§ **Exercise directions**
The reply is to be an exact repetition of the entries that follow, with each picture left out.

======== Information given

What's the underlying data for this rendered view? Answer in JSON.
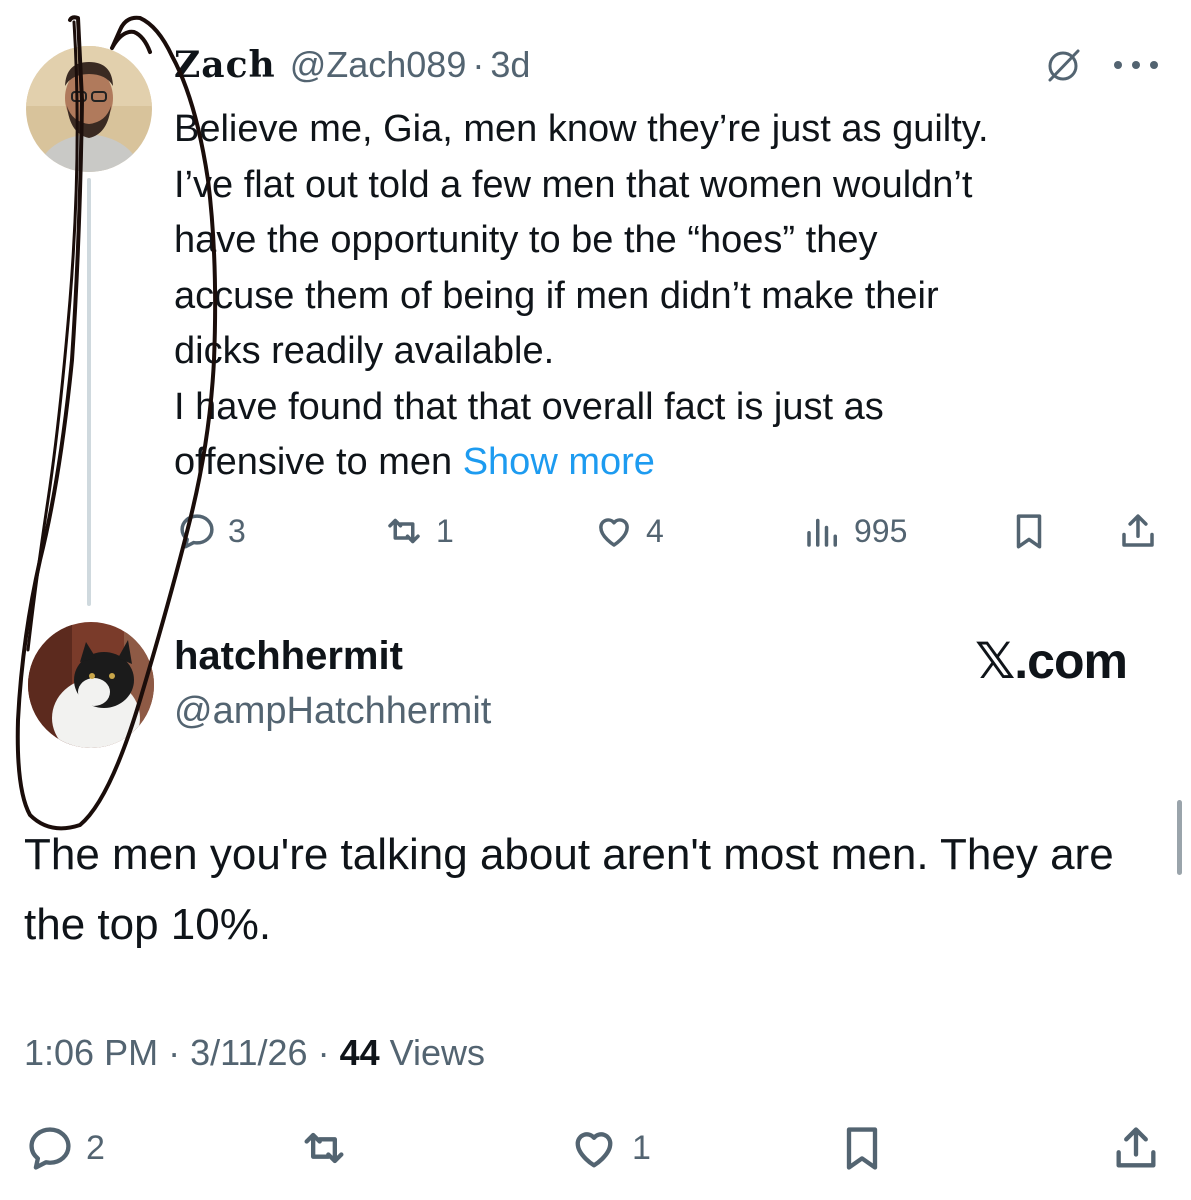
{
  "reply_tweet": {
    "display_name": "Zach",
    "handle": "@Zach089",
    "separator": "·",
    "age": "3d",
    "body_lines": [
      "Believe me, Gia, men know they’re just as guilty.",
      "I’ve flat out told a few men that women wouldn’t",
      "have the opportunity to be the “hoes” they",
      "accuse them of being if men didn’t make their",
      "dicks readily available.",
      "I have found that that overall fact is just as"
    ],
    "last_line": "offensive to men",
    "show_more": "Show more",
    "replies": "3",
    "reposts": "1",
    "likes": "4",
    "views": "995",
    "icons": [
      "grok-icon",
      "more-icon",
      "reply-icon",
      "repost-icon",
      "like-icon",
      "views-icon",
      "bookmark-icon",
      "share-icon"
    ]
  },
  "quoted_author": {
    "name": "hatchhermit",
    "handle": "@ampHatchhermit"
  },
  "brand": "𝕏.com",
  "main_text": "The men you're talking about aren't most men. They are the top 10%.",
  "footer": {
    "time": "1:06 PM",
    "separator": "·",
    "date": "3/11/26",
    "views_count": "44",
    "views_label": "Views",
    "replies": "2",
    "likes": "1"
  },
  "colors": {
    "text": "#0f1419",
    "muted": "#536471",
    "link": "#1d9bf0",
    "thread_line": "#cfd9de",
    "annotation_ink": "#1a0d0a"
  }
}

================

§ **Written answer**
What's the underlying data for this rendered view? Answer in JSON.
{
  "reply_tweet": {
    "display_name": "Zach",
    "handle": "@Zach089",
    "separator": "·",
    "age": "3d",
    "body_lines": [
      "Believe me, Gia, men know they’re just as guilty.",
      "I’ve flat out told a few men that women wouldn’t",
      "have the opportunity to be the “hoes” they",
      "accuse them of being if men didn’t make their",
      "dicks readily available.",
      "I have found that that overall fact is just as"
    ],
    "last_line": "offensive to men",
    "show_more": "Show more",
    "replies": "3",
    "reposts": "1",
    "likes": "4",
    "views": "995",
    "icons": [
      "grok-icon",
      "more-icon",
      "reply-icon",
      "repost-icon",
      "like-icon",
      "views-icon",
      "bookmark-icon",
      "share-icon"
    ]
  },
  "quoted_author": {
    "name": "hatchhermit",
    "handle": "@ampHatchhermit"
  },
  "brand": "𝕏.com",
  "main_text": "The men you're talking about aren't most men. They are the top 10%.",
  "footer": {
    "time": "1:06 PM",
    "separator": "·",
    "date": "3/11/26",
    "views_count": "44",
    "views_label": "Views",
    "replies": "2",
    "likes": "1"
  },
  "colors": {
    "text": "#0f1419",
    "muted": "#536471",
    "link": "#1d9bf0",
    "thread_line": "#cfd9de",
    "annotation_ink": "#1a0d0a"
  }
}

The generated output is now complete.